Brian Barnes, who famously beat Jack Nicklaus twice in one day in the Ryder Cup, has died at the age of 74.
Barnes, who won the Senior British Open in 1995 and defended the title the following year, died from cancer on Monday afternoon after a short illness.
His brother-in-law, Guy Faulkner, told the PA news agency: “It was very sudden. I played a round of golf with him in May and he played 18 holes with no problem at all.”
Barnes was born in Addington, Surrey, and represented England at international level until 1971 when he joined the Scottish PGA.
He won nine times on the European Tour but the defining moment of his playing career came in the 1975 Ryder Cup at Laurel Valley when he beat reigning Masters and US PGA champion Jack Nicklaus 4&2 in the morning singles.
“When we went to the press tent after the morning round everybody acted as if I’d beaten Jesus Christ,” Barnes recalled in an interview with Today’s Golfer in 2012. “He was Jesus Christ as far as golf was concerned, but he was still beatable.
“The Yanks only needed one or two more points to win and while I was still continuing with the interviews, Jack had gone to Arnold (Palmer, the US captain) and said, ‘Look, there is only one match the punters want to see, and that’s Barnesy and I’.
“That was the only time in the history of the Ryder Cup that the match order was changed at that late stage. While that was going on, I was asked ‘Would you like the opportunity to play ‘The Bear’ again this afternoon?’. I replied, ‘Well, lightning doesn’t strike the same place twice’.”
Nicklaus started the rematch with two birdies but Barnes fought back to win 2&1, although Great Britain and Ireland were beaten 21-11 and European players were added to the team by the time of the next contest on American soil in 1979.
Barnes was a larger-than-life character who was known to like a drink and famously marked his ball on the final hole of the 1982 Scottish Professional Championship with a beer can, then putted out for the win.
He would regularly tee off with a bottle of vodka and orange juice in his bag and one year – at the Zambia Open – downed three pints in the clubhouse, checked his watch and headed for the door.
“I better be going now,” he said. “I’m on the 10th tee.”
However, the drinking took its toll and Barnes came close to committing suicide before eventually receiving treatment for alcoholism in 1993.
Barnes became eligible for the Seniors Tour in 1995 and won the British Open at Royal Portrush that year, successfully defending the title at the same venue 12 months later.
Portrush played an important part in Barnes’s life as it was at the Northern Irish venue that his father-in-law Max Faulkner had won the Open Championship in 1951.
Barnes married Faulkner’s daughter Hilary in 1968 and they had two children, Didi and Guy. Hilary died on July 16, 2014.
Surrounded by family & friend, one of golf’s very talented & most colorful left us at 74. “Barnesy” was an absolute character.

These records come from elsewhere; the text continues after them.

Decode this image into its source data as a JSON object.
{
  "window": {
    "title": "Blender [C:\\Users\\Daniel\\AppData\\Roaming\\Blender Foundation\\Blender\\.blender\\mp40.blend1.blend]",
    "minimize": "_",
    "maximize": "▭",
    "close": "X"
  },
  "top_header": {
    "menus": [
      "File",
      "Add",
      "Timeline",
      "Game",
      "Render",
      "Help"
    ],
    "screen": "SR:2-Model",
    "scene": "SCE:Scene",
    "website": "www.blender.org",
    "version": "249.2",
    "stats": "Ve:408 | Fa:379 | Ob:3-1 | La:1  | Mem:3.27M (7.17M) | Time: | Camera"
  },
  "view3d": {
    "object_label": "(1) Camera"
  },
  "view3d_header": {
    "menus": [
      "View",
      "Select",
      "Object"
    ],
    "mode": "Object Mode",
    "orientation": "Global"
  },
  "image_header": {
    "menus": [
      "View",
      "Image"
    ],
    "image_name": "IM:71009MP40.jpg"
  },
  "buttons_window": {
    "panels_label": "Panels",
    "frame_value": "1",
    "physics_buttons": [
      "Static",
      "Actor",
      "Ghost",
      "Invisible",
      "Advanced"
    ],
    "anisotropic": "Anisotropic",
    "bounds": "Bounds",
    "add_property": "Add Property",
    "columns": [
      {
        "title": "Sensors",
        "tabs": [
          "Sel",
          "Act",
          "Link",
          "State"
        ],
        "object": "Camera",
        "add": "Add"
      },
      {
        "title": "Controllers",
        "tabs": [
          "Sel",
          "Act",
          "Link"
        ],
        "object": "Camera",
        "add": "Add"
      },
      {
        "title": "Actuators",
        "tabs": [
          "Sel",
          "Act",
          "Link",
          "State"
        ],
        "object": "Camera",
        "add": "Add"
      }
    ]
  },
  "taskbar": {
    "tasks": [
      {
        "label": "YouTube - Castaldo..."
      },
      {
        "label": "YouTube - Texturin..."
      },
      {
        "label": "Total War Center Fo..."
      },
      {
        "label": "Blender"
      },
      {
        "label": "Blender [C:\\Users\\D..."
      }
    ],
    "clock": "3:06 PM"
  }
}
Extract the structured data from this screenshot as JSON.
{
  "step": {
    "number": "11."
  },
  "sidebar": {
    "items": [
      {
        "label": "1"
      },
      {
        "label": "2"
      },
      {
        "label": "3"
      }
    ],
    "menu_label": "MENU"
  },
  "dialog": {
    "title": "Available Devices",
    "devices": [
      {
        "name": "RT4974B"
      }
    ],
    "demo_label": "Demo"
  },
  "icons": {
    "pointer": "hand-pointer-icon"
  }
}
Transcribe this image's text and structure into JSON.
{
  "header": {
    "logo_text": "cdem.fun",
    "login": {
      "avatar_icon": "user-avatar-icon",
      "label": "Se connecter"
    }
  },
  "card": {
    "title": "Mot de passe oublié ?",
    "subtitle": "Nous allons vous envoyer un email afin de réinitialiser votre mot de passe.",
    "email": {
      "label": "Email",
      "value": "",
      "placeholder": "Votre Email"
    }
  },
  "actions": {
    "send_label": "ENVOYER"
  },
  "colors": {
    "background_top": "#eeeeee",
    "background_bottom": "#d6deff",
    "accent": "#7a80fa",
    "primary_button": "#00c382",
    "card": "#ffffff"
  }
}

As much entertainer as golfer. Wasn’t uncommon to see him wear long, dark socks with shorts, tee off with pipe in his mouth & mark his ball with a can! pic.twitter.com/cxMCDABYyY— Jack Nicklaus (@jacknicklaus) 10 September 2019
Barnesy was long & straight off the tee, and, of course, quick of wit. Yes, we will miss Barnesy!— Jack Nicklaus (@jacknicklaus) 10 September 2019
Barbara and I want to thank Didi and family for letting us know of this great loss—for the game and to us, personally—as we send our heartfelt thoughts and prayers to all of them.🙏 pic.twitter.com/miicQM1jBk